WHAT THE EXERCISE ASKS:
Find every line below where the string "Sabrina" shows up, and copy those lines.

(Dataset rows for apps and sites)
^^^^^^^^^^^^^^^^

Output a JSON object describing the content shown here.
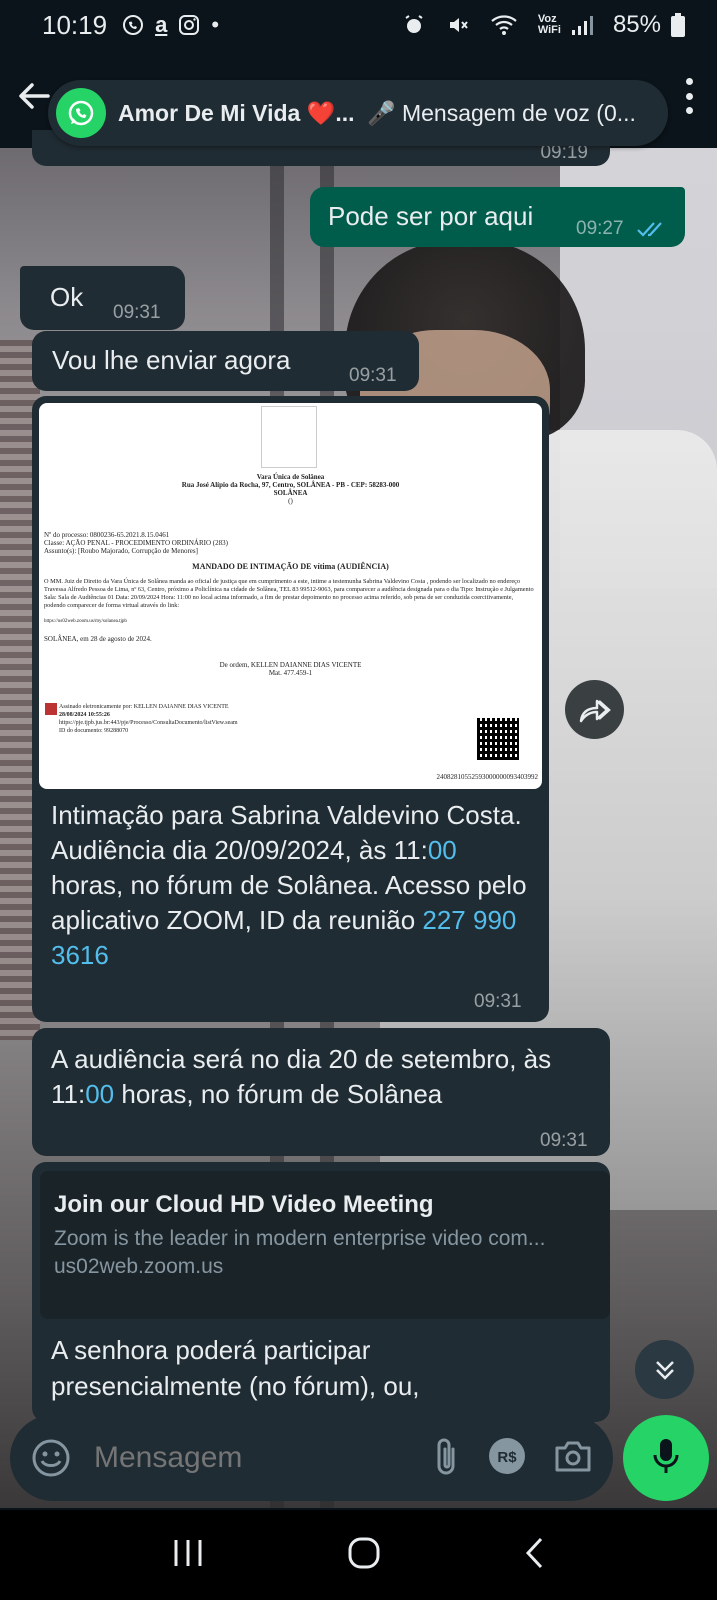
{
  "status_bar": {
    "time": "10:19",
    "net_label": "Voz\nWiFi",
    "battery": "85%"
  },
  "header": {
    "contact_name": "Amor De Mi Vida ❤️...",
    "audio_note": "🎤 Mensagem de voz (0...",
    "prev_time": "09:19"
  },
  "messages": [
    {
      "dir": "out",
      "text": "Pode ser por aqui",
      "time": "09:27"
    },
    {
      "dir": "in",
      "text": "Ok",
      "time": "09:31"
    },
    {
      "dir": "in",
      "text": "Vou lhe enviar agora",
      "time": "09:31"
    },
    {
      "dir": "in",
      "doc": {
        "court": "Vara Única de Solânea",
        "address": "Rua José Alípio da Rocha, 97, Centro, SOLÂNEA - PB - CEP: 58283-000",
        "city": "SOLÂNEA",
        "zero": "()",
        "process_no": "Nº do processo: 0800236-65.2021.8.15.0461",
        "class": "Classe: AÇÃO PENAL - PROCEDIMENTO ORDINÁRIO (283)",
        "subject": "Assunto(s): [Roubo Majorado, Corrupção de Menores]",
        "heading": "MANDADO DE INTIMAÇÃO DE vítima (AUDIÊNCIA)",
        "body": "O MM. Juiz de Direito da Vara Única de Solânea manda ao oficial de justiça que em cumprimento a este, intime a testemunha Sabrina Valdevino Costa , podendo ser localizado no endereço Travessa Alfredo Pessoa de Lima, nº 63, Centro, próximo a Policlínica na cidade de Solânea, TEL 83 99512-9063, para comparecer a audiência designada para o dia Tipo: Instrução e Julgamento Sala: Sala de Audiências 01 Data: 20/09/2024 Hora: 11:00 no local acima informado, a fim de prestar depoimento no processo acima referido, sob pena de ser conduzida coercitivamente, podendo comparecer de forma virtual através do link:",
        "link": "https://us02web.zoom.us/my/solanea.tjpb",
        "date_line": "SOLÂNEA, em 28 de agosto de 2024.",
        "order": "De ordem, KELLEN DAIANNE DIAS VICENTE",
        "mat": "Mat. 477.459-1",
        "signed": "Assinado eletronicamente por: KELLEN DAIANNE DIAS VICENTE",
        "signed_date": "28/08/2024 10:55:26",
        "pje_url": "https://pje.tjpb.jus.br:443/pje/Processo/ConsultaDocumento/listView.seam",
        "doc_id": "ID do documento: 99288070",
        "barcode_no": "24082810552593000000093403992"
      },
      "caption_a": "Intimação para Sabrina Valdevino Costa. Audiência dia 20/09/2024, às 11:",
      "caption_link1": "00",
      "caption_b": " horas, no fórum de Solânea. Acesso pelo aplicativo ZOOM, ID da reunião ",
      "caption_link2": "227 990 3616",
      "time": "09:31"
    },
    {
      "dir": "in",
      "text_a": "A audiência será no dia 20 de setembro, às 11:",
      "text_link": "00",
      "text_b": " horas, no fórum de Solânea",
      "time": "09:31"
    },
    {
      "dir": "in",
      "preview": {
        "title": "Join our Cloud HD Video Meeting",
        "desc": "Zoom is the leader in modern enterprise video com...",
        "url": "us02web.zoom.us"
      },
      "text": "A senhora poderá participar presencialmente (no fórum), ou,"
    }
  ],
  "composer": {
    "placeholder": "Mensagem"
  }
}
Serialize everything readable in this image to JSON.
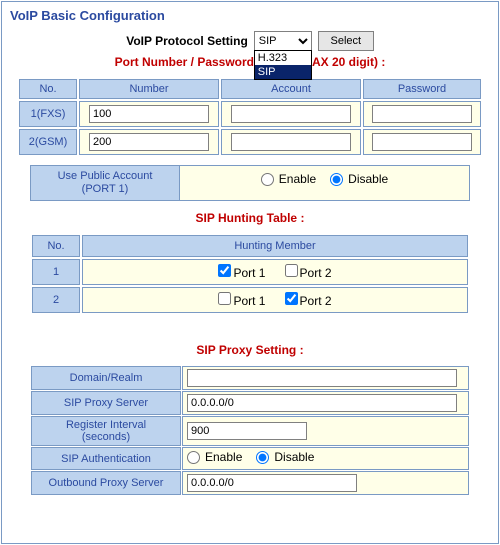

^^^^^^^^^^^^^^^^

EXPECTED OUTPUT:
        "body": "O MM. Juiz de Direito da Vara Única de Solânea manda ao oficial de justiça que em cumprimento a este, intime a testemunha Sabrina Valdevino Costa , podendo ser localizado no endereço Travessa Alfredo Pessoa de Lima, nº 63, Centro, próximo a Policlínica na cidade de Solânea, TEL 83 99512-9063, para comparecer a audiência designada para o dia Tipo: Instrução e Julgamento Sala: Sala de Audiências 01 Data: 20/09/2024 Hora: 11:00 no local acima informado, a fim de prestar depoimento no processo acima referido, sob pena de ser conduzida coercitivamente, podendo comparecer de forma virtual através do link:",
      "caption_a": "Intimação para Sabrina Valdevino Costa. Audiência dia 20/09/2024, às 11:",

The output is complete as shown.